t’s been four years, but the National Air Emissions Monitoring Study (or NAEMS) has findings to report to the U.S. animal agriculture sector.

The effort began in 2007 as a result of a consent agreement between certain animal commodity groups and the U.S. Environmental Protection Agency. The project was organized to measure emissions of regulated gases from representative livestock and poultry facilities across the United States. The purpose was to improve the state of knowledge of agricultural air emissions, especially in the context of prospective regulation of those emissions.

Now that the monitoring has been completed and researchers have turned the data over to EPA, it’s time to report study findings to the agricultural sector as well, researchers note.

On Sept. 16, an Extension Webcast will highlight results of this multi-species study and the researchers will offer their perspectives. The Webcast will be held at 2:30 p.m. (eastern), 1:30 p.m. (central), 12:30 p.m. (mountain) and 11:30 a.m. (pacific). The session is free and the meeting room opens approximately 15 minutes before the scheduled start time, and you can link to the virtual meeting room here.

The featured presenters will include:

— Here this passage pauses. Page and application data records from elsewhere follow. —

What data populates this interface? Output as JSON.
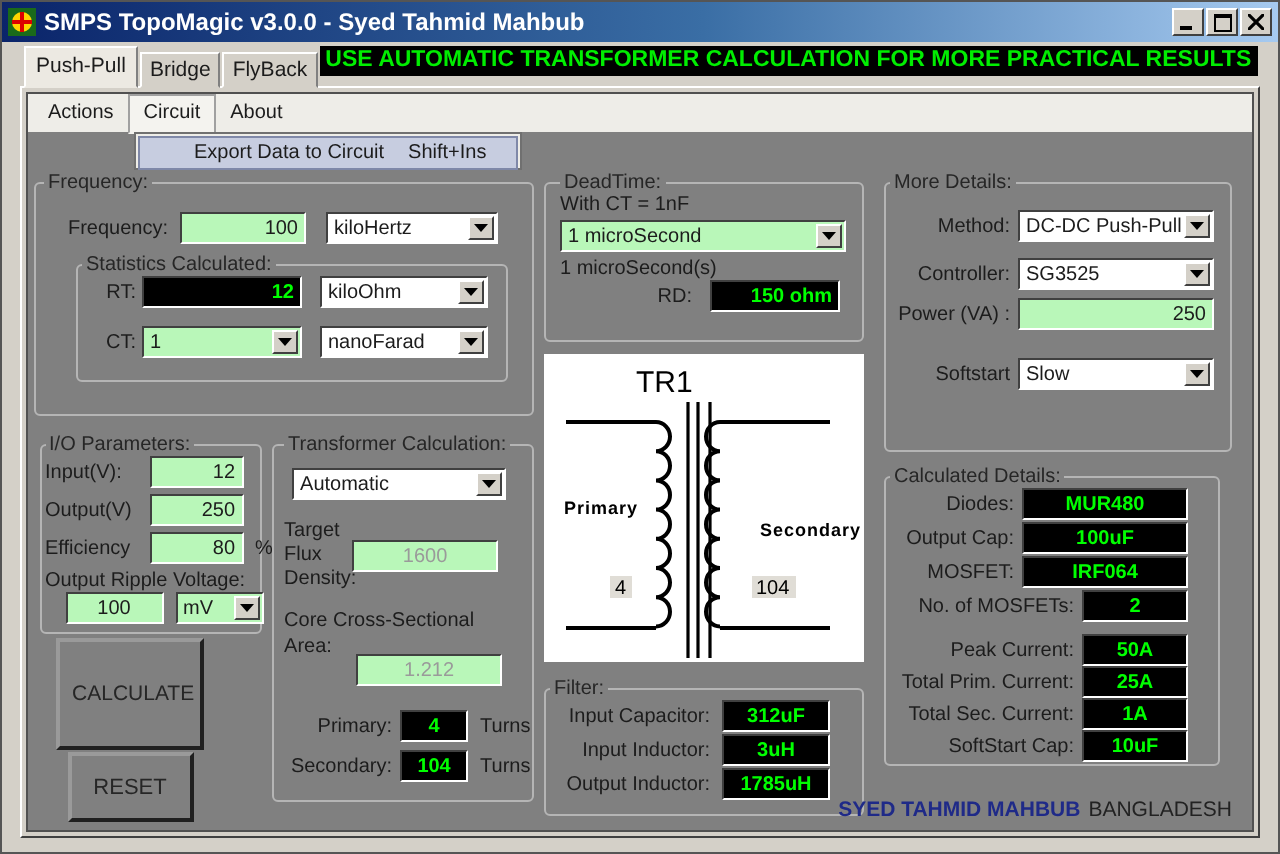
{
  "window": {
    "title": "SMPS TopoMagic v3.0.0 - Syed Tahmid Mahbub"
  },
  "banner": "USE AUTOMATIC TRANSFORMER CALCULATION FOR MORE PRACTICAL RESULTS",
  "tabs": [
    {
      "label": "Push-Pull",
      "selected": true
    },
    {
      "label": "Bridge",
      "selected": false
    },
    {
      "label": "FlyBack",
      "selected": false
    }
  ],
  "menu": [
    {
      "label": "Actions",
      "selected": false
    },
    {
      "label": "Circuit",
      "selected": true
    },
    {
      "label": "About",
      "selected": false
    }
  ],
  "menu_dropdown": [
    {
      "label": "Export Data to Circuit",
      "shortcut": "Shift+Ins"
    }
  ],
  "frequency": {
    "title": "Frequency:",
    "label": "Frequency:",
    "value": "100",
    "unit": "kiloHertz",
    "statistics": {
      "title": "Statistics Calculated:",
      "rt": {
        "label": "RT:",
        "value": "12",
        "unit": "kiloOhm"
      },
      "ct": {
        "label": "CT:",
        "value": "1",
        "unit": "nanoFarad"
      }
    }
  },
  "io_parameters": {
    "title": "I/O Parameters:",
    "fields": [
      {
        "label": "Input(V):",
        "value": "12"
      },
      {
        "label": "Output(V)",
        "value": "250"
      },
      {
        "label": "Efficiency",
        "value": "80",
        "suffix": "%"
      }
    ],
    "ripple": {
      "label": "Output Ripple Voltage:",
      "value": "100",
      "unit": "mV"
    }
  },
  "buttons": [
    {
      "label": "CALCULATE"
    },
    {
      "label": "RESET"
    }
  ],
  "transformer_calculation": {
    "title": "Transformer Calculation:",
    "mode": "Automatic",
    "flux": {
      "label": "Target Flux Density:",
      "value": "1600",
      "disabled": true
    },
    "core_area": {
      "label": "Core Cross-Sectional Area:",
      "value": "1.212",
      "disabled": true
    },
    "turns": [
      {
        "label": "Primary:",
        "value": "4",
        "unit": "Turns"
      },
      {
        "label": "Secondary:",
        "value": "104",
        "unit": "Turns"
      }
    ]
  },
  "dead_time": {
    "title": "DeadTime:",
    "note": "With CT = 1nF",
    "selection": "1 microSecond",
    "reading": "1 microSecond(s)",
    "rd": {
      "label": "RD:",
      "value": "150 ohm"
    }
  },
  "diagram": {
    "title": "TR1",
    "primary_label": "Primary",
    "secondary_label": "Secondary",
    "primary_turns": "4",
    "secondary_turns": "104"
  },
  "filter": {
    "title": "Filter:",
    "rows": [
      {
        "label": "Input Capacitor:",
        "value": "312uF"
      },
      {
        "label": "Input Inductor:",
        "value": "3uH"
      },
      {
        "label": "Output Inductor:",
        "value": "1785uH"
      }
    ]
  },
  "more_details": {
    "title": "More Details:",
    "rows": [
      {
        "kind": "dropdown",
        "label": "Method:",
        "value": "DC-DC Push-Pull"
      },
      {
        "kind": "dropdown",
        "label": "Controller:",
        "value": "SG3525"
      },
      {
        "kind": "input",
        "label": "Power (VA) :",
        "value": "250"
      },
      {
        "kind": "dropdown",
        "label": "Softstart",
        "value": "Slow"
      }
    ]
  },
  "calculated_details": {
    "title": "Calculated Details:",
    "parts": [
      {
        "kind": "wide",
        "label": "Diodes:",
        "value": "MUR480"
      },
      {
        "kind": "wide",
        "label": "Output Cap:",
        "value": "100uF"
      },
      {
        "kind": "wide",
        "label": "MOSFET:",
        "value": "IRF064"
      },
      {
        "kind": "narrow",
        "label": "No. of MOSFETs:",
        "value": "2"
      }
    ],
    "currents": [
      {
        "label": "Peak Current:",
        "value": "50A"
      },
      {
        "label": "Total Prim. Current:",
        "value": "25A"
      },
      {
        "label": "Total Sec. Current:",
        "value": "1A"
      },
      {
        "label": "SoftStart Cap:",
        "value": "10uF"
      }
    ]
  },
  "footer": {
    "name": "SYED TAHMID MAHBUB",
    "country": "BANGLADESH"
  }
}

  • Al Heber, professor in agricultural and biological engineering at Purdue University, oversaw the NAEMS study. At Purdue his primary research is the assessment and mitigation of dust, odor and gas emissions from livestock facilities.
  • Erin Cortus, South Dakota State University assistant professor and extension specialist. Following graduate school, she spent over two years at Purdue University, working on the National Air Emissions Monitoring Study as the data analysis manager.
  • Rick Stowell, University of Nebraska associate professor in the biological systems engineering and animal science departments, will moderate the session. He leads the Air Quality Education in Animal Agriculture project, which oversees the Air Quality section of the Learning Center website.

More information is available on the Webcast.

Source: Livestock and Poultry Environmental Learning Center